Participants in the second group recalled higher speeds.2

Mere use of the word ‘smashed’ distorted their memory of how fast the car was actually moving.

This was just one event, but the same technique can be used to distort an episodic memory comprising a sequence of events.

Say you have a vague childhood memory and haven’t been able to connect the dots. All someone has to do is fill in the gaps with wrong information to implant a distorted memory in your mind.

The false information makes sense and fits well with what you already know, so you’re likely to believe and remember it.

Imagination effect

Believe it or not, if you imagine something repeatedly, it may become a part of your memory.3

Most of us have no trouble segregating imagination from real-world memories. But highly imaginative people may be susceptible to confusing their imaginations with memory.

It’s not surprising because the mind generates physiological responses to imagined scenarios. Imagining smelling your favourite food may activate your salivary glands, for example. This indicates that the mind, at least the subconscious mind, perceives the imagined as real.

The fact that many of our dreams are registered in our long-term memory doesn’t make confusing imagination with memory all that surprising either.

The key thing to remember about false and distorted memories is that they may feel exactly like real memories. They can be as vivid and seem as accurate as actual memories.

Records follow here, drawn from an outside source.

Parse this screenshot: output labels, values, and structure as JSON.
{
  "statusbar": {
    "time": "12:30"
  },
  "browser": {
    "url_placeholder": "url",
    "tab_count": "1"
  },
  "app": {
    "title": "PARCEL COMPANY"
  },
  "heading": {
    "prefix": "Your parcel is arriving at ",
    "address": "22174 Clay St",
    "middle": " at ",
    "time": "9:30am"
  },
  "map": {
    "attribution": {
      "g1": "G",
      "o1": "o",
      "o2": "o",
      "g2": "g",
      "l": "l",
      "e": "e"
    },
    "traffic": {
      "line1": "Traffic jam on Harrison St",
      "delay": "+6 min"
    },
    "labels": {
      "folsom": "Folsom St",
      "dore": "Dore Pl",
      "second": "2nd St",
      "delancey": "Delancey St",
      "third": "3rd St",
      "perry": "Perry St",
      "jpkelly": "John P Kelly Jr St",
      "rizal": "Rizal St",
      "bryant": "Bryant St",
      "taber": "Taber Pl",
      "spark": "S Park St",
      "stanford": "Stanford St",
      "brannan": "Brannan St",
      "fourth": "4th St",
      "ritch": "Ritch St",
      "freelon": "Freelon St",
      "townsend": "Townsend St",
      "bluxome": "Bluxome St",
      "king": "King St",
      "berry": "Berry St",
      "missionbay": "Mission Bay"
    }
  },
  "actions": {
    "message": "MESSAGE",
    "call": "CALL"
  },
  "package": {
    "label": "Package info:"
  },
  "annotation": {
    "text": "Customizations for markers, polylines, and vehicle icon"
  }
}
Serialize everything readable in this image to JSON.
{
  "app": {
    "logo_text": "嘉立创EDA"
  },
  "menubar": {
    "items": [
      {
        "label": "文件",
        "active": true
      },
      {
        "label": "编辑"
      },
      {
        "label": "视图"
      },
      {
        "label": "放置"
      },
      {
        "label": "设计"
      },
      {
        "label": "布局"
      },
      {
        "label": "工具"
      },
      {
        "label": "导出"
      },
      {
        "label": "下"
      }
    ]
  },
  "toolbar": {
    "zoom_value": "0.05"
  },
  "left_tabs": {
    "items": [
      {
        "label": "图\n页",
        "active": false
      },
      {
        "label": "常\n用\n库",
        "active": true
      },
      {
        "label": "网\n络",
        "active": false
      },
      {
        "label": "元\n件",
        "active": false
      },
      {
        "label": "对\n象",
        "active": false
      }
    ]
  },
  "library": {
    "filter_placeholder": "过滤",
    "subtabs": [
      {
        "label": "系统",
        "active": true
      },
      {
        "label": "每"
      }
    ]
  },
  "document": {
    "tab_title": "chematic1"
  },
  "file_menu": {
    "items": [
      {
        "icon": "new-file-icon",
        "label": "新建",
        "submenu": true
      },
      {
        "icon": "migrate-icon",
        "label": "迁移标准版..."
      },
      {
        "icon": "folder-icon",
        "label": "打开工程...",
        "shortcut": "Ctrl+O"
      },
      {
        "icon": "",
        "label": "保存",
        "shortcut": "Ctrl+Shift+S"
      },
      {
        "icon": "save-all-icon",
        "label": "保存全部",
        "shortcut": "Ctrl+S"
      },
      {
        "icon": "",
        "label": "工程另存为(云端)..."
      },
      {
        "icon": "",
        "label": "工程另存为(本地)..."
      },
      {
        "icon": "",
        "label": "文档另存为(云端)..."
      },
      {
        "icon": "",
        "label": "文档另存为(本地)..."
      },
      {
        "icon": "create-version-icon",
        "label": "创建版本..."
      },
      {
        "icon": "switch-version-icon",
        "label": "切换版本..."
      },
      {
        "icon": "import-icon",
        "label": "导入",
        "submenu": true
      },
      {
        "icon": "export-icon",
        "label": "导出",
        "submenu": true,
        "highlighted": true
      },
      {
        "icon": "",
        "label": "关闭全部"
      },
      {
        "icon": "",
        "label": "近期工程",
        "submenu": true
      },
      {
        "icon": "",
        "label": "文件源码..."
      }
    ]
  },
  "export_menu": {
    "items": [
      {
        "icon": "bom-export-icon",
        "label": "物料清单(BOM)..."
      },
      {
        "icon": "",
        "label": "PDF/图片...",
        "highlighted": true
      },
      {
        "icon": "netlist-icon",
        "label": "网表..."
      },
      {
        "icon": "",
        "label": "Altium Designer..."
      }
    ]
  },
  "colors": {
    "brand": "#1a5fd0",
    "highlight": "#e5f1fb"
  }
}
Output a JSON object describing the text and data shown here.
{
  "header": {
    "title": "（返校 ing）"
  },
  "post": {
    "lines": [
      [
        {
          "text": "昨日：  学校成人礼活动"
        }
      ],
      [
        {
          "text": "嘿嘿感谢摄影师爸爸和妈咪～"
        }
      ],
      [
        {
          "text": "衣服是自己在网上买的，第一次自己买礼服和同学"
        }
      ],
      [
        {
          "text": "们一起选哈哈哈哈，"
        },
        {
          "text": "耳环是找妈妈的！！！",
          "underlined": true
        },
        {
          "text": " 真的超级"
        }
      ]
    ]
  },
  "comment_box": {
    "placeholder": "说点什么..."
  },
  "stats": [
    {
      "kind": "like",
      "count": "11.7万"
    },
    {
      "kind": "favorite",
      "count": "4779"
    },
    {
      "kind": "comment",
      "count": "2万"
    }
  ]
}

Having a vivid memory about something doesn’t necessarily mean it’s true.

References

  1. Godden, D. R., & Baddeley, A. D. (1975). Context‐dependent memory in two natural environments: On land and underwater. British Journal of psychology66(3), 325-331.
  2. Loftus, E. F., Miller, D. G., & Burns, H. J. (1978). Semantic integration of verbal information into a visual memory. Journal of experimental psychology: Human learning and memory4(1), 19.
  3. Schacter, D. L., Guerin, S. A., & Jacques, P. L. S. (2011). Memory distortion: An adaptive perspective. Trends in cognitive sciences15(10), 467-474.